--- START ---
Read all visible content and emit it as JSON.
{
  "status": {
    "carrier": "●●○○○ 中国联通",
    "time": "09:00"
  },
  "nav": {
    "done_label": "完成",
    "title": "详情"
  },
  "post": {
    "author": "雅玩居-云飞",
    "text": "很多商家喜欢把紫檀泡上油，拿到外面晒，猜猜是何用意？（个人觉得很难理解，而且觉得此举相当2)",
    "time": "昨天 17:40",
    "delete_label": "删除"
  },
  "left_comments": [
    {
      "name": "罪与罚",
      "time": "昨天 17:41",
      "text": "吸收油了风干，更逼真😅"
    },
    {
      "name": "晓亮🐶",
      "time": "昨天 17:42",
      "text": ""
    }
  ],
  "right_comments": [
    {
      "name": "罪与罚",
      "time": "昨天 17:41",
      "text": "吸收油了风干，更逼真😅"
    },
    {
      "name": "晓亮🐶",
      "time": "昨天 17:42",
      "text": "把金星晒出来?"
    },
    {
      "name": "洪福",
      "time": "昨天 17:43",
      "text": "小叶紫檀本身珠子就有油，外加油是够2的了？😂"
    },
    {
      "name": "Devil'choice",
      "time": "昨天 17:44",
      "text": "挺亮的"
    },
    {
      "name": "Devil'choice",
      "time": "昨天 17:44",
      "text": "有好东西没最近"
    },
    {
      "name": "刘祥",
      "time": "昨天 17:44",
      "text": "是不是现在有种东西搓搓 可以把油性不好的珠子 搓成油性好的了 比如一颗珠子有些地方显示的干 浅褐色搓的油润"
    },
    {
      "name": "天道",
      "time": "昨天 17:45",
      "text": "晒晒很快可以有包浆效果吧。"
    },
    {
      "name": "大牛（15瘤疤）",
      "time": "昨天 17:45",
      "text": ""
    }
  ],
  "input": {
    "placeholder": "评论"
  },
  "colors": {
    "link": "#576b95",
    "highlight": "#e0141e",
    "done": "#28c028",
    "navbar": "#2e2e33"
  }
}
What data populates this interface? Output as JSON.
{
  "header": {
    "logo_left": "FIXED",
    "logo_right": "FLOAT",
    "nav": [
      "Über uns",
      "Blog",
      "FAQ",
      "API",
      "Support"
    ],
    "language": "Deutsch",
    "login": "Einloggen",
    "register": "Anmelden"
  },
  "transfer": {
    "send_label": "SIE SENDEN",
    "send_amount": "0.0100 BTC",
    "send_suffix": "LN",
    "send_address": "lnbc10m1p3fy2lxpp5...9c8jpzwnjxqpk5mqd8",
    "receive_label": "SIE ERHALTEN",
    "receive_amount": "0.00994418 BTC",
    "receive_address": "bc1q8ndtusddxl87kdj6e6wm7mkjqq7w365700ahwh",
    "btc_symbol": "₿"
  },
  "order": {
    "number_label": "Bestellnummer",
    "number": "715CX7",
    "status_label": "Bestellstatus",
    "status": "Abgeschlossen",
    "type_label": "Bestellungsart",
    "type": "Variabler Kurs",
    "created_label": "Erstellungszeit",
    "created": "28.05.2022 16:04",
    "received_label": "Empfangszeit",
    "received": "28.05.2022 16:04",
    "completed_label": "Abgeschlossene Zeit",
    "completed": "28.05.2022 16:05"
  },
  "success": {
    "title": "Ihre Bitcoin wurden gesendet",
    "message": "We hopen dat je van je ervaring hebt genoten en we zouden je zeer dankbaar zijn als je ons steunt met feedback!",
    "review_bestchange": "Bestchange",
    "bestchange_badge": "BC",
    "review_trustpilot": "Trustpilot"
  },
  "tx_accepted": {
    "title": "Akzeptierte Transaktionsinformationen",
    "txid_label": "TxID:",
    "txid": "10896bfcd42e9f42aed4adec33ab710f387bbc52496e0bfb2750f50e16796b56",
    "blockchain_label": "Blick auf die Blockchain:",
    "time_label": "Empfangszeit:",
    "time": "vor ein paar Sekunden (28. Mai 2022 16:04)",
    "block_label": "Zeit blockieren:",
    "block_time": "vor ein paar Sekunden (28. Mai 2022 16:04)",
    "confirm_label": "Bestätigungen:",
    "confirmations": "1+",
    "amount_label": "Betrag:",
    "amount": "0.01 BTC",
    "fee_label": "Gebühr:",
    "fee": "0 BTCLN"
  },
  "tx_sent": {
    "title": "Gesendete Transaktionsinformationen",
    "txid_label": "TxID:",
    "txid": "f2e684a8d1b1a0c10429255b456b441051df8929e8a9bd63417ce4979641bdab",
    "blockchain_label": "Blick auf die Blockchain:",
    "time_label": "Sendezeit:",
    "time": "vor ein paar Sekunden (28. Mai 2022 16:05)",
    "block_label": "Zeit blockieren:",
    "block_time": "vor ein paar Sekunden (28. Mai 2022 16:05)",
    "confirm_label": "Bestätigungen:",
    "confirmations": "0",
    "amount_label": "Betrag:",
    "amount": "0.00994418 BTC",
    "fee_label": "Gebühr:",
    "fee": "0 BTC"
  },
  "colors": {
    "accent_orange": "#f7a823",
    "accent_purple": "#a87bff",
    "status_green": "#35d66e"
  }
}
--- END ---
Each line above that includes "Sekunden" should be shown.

    "time": "vor ein paar Sekunden (28. Mai 2022 16:04)",
    "block_time": "vor ein paar Sekunden (28. Mai 2022 16:04)",
    "time": "vor ein paar Sekunden (28. Mai 2022 16:05)",
    "block_time": "vor ein paar Sekunden (28. Mai 2022 16:05)",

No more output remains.